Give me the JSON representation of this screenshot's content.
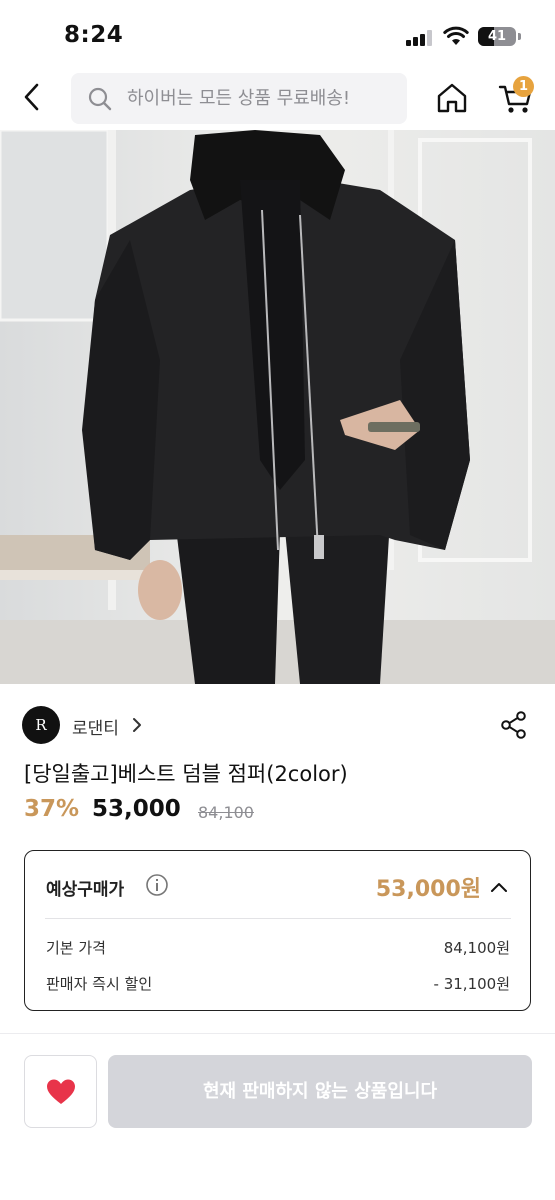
{
  "status_bar": {
    "time": "8:24",
    "battery": "41",
    "battery_level": 0.41
  },
  "top_nav": {
    "search_placeholder": "하이버는 모든 상품 무료배송!",
    "cart_count": "1",
    "icons": [
      "back-icon",
      "search-icon",
      "home-icon",
      "cart-icon"
    ]
  },
  "product": {
    "image_description_icon": "product-photo",
    "brand": {
      "logo_text": "R",
      "name": "로댄티"
    },
    "title": "[당일출고]베스트 덤블 점퍼(2color)",
    "discount": "37%",
    "price": "53,000",
    "original_price": "84,100"
  },
  "estimated_price": {
    "label": "예상구매가",
    "value": "53,000원",
    "rows": [
      {
        "label": "기본 가격",
        "value": "84,100원"
      },
      {
        "label": "판매자 즉시 할인",
        "value": "- 31,100원"
      }
    ]
  },
  "bottom_bar": {
    "buy_label": "현재 판매하지 않는 상품입니다"
  },
  "colors": {
    "accent": "#c9975a",
    "badge": "#e7a33e",
    "heart": "#e8344a",
    "disabled_button": "#d4d5da"
  }
}
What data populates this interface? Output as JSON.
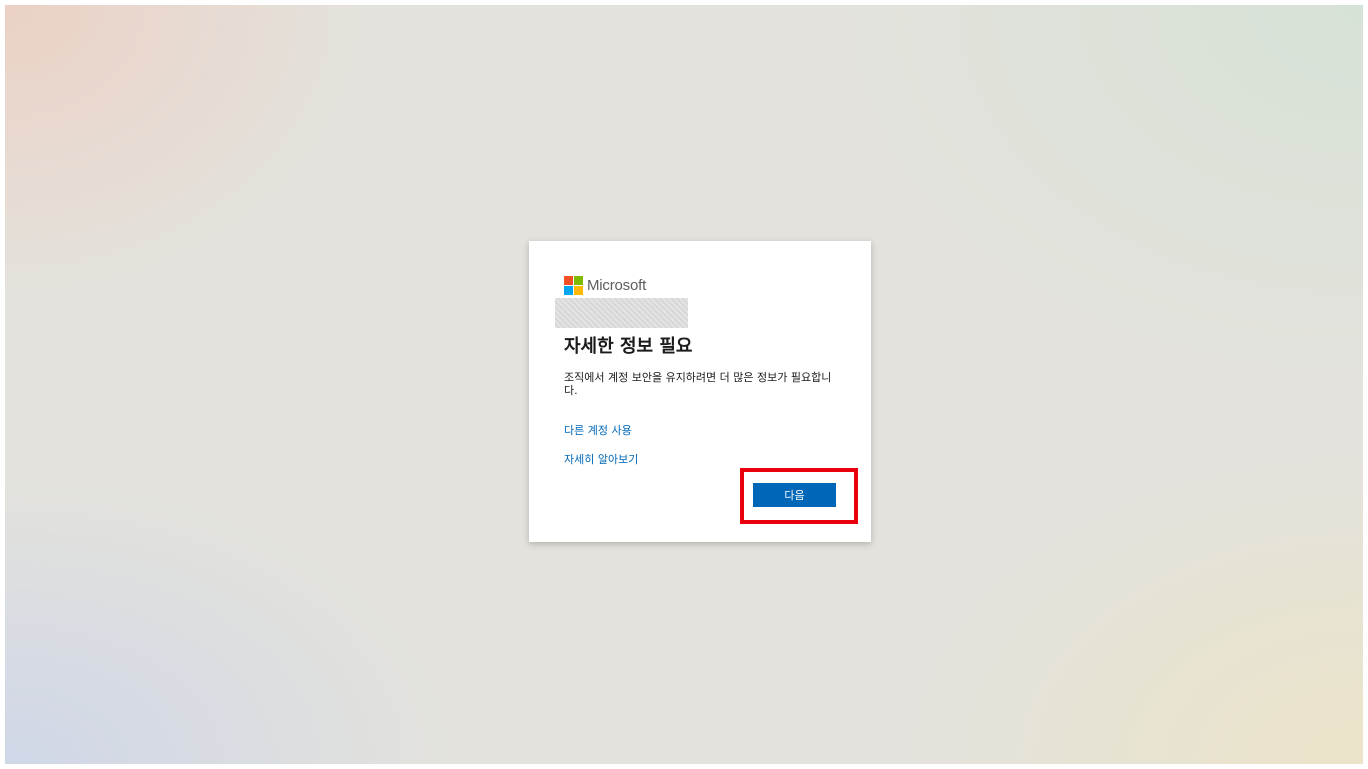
{
  "brand": {
    "name": "Microsoft",
    "logo_colors": [
      "#f25022",
      "#7fba00",
      "#00a4ef",
      "#ffb900"
    ]
  },
  "dialog": {
    "title": "자세한 정보 필요",
    "description": "조직에서 계정 보안을 유지하려면 더 많은 정보가 필요합니다.",
    "link_other_account": "다른 계정 사용",
    "link_learn_more": "자세히 알아보기",
    "next_button": "다음"
  },
  "colors": {
    "accent": "#0067b8",
    "highlight": "#e8000b"
  }
}
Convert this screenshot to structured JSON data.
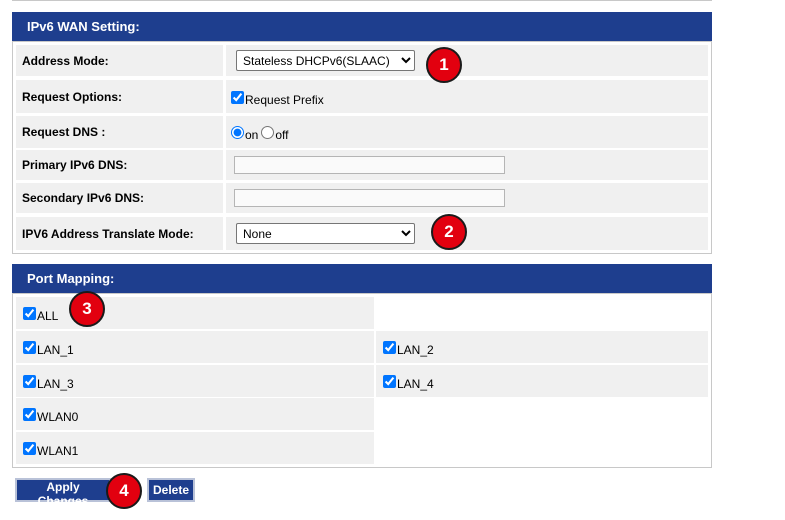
{
  "ipv6_wan": {
    "header": "IPv6 WAN Setting:",
    "address_mode": {
      "label": "Address Mode:",
      "selected": "Stateless DHCPv6(SLAAC)"
    },
    "request_options": {
      "label": "Request Options:",
      "checkbox_label": "Request Prefix",
      "checked": true
    },
    "request_dns": {
      "label": "Request DNS :",
      "on_label": "on",
      "off_label": "off",
      "selected": "on"
    },
    "primary_dns": {
      "label": "Primary IPv6 DNS:",
      "value": ""
    },
    "secondary_dns": {
      "label": "Secondary IPv6 DNS:",
      "value": ""
    },
    "translate_mode": {
      "label": "IPV6 Address Translate Mode:",
      "selected": "None"
    }
  },
  "port_mapping": {
    "header": "Port Mapping:",
    "ports": [
      {
        "label": "ALL",
        "checked": true
      },
      {
        "label": "LAN_1",
        "checked": true
      },
      {
        "label": "LAN_2",
        "checked": true
      },
      {
        "label": "LAN_3",
        "checked": true
      },
      {
        "label": "LAN_4",
        "checked": true
      },
      {
        "label": "WLAN0",
        "checked": true
      },
      {
        "label": "WLAN1",
        "checked": true
      }
    ]
  },
  "buttons": {
    "apply": "Apply Changes",
    "delete": "Delete"
  },
  "badges": [
    "1",
    "2",
    "3",
    "4"
  ],
  "colors": {
    "header_bg": "#1e3e8e",
    "badge": "#e2000f",
    "row_bg": "#f0f0f0"
  }
}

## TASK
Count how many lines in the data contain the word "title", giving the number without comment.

## SOLUTION FOR THIS TASK
2